Each CORS rule must have at least one AllowedOrigins element. The string value can include only one wildcard character (*), for example, http://*.example.com. Additionally, you can specify only one wildcard character to allow cross-origin access for all origins.

(string)

AllowedMethods -> (list)

Identifies an HTTP method that the origin that is specified in the rule is allowed to execute.

Each CORS rule must contain at least one AllowedMethods and one AllowedOrigins element.

(string)

AllowedHeaders -> (list)

Specifies which headers are allowed in a preflight OPTIONS request through the Access-Control-Request-Headers header. Each header name that is specified in Access-Control-Request-Headers must have a corresponding entry in the rule. Only the headers that were requested are sent back.

This element can contain only one wildcard character (*).

(string)

MaxAgeSeconds -> (integer)

The time in seconds that your browser caches the preflight response for the specified resource.

A CORS rule can have only one MaxAgeSeconds element.

ExposeHeaders -> (list)

One or more headers in the response that you want users to be able to access from their applications (for example, from a JavaScript XMLHttpRequest object).

This element is optional for each rule.

(string)

Shorthand Syntax:

AllowedOrigins=string,string,AllowedMethods=string,string,AllowedHeaders=string,string,MaxAgeSeconds=integer,ExposeHeaders=string,string ...

JSON Syntax:

[
  {
    "AllowedOrigins": ["string", ...],
    "AllowedMethods": ["PUT"|"GET"|"DELETE"|"HEAD", ...],
    "AllowedHeaders": ["string", ...],
    "MaxAgeSeconds": integer,
    "ExposeHeaders": ["string", ...]
  }
  ...
]

--cli-input-json (string) Performs service operation based on the JSON string provided. The JSON string follows the format provided by --generate-cli-skeleton. If other arguments are provided on the command line, the CLI values will override the JSON-provided values. It is not possible to pass arbitrary binary values using a JSON-provided value as the string will be taken literally.

--generate-cli-skeleton (string) Prints a JSON skeleton to standard output without sending an API request. If provided with no value or the value input, prints a sample input JSON that can be used as an argument for --cli-input-json. If provided with the value output, it validates the command inputs and returns a sample output JSON for that command.

See 'aws help' for descriptions of global parameters.

Examples

Example 1: To add a CORS policy

The following put-cors-policy example adds a cross-origin resource sharing (CORS) policy to the specified container. The contents of the CORS policy are in the file named corsPolicy.json.

aws mediastore put-cors-policy \
    --container-name ExampleContainer \
    --cors-policy file://corsPolicy.json

This command produces no output.

For more information, see Adding a CORS Policy to a Container in the AWS Elemental MediaStore User Guide.
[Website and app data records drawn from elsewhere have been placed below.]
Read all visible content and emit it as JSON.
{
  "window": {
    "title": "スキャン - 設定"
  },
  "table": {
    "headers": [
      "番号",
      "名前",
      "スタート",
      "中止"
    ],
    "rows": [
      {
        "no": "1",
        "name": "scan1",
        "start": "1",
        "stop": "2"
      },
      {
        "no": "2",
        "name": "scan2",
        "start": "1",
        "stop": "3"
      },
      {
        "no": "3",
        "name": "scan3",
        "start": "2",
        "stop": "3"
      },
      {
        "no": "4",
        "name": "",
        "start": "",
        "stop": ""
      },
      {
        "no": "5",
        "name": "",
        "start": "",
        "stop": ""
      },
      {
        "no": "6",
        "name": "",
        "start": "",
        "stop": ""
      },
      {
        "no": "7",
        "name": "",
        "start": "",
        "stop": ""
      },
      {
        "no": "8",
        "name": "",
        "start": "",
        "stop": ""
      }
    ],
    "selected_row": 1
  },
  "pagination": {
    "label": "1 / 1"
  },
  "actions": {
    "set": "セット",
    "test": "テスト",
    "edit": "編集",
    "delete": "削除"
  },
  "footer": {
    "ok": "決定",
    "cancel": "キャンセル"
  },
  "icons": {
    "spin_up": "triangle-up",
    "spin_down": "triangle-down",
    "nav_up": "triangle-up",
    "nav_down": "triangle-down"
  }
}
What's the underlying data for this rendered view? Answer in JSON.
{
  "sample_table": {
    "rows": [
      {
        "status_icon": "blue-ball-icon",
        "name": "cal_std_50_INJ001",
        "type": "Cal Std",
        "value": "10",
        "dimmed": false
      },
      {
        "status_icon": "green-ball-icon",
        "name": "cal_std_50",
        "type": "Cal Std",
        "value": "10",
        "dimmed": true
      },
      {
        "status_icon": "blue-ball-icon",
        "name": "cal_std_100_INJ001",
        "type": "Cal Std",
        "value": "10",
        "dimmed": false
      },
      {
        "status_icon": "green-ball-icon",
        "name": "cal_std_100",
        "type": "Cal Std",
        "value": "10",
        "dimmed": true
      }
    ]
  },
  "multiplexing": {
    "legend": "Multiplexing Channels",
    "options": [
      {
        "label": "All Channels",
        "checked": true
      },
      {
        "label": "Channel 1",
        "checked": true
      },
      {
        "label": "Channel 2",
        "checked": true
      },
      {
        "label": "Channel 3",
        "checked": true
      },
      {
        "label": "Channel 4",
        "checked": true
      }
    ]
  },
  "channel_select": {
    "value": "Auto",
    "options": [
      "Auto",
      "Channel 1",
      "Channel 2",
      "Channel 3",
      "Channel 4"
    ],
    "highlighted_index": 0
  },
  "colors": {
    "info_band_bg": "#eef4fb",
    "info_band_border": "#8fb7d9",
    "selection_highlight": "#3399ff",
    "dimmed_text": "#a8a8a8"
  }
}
Example 2: To edit a CORS policy

The following put-cors-policy example updates the cross-origin resource sharing (CORS) policy that is assigned to the specified container. The contents of the updated CORS policy are in the file named corsPolicy2.json.

For more information, see Editing a CORS Policy in the AWS Elemental MediaStore User Guide.

Output

None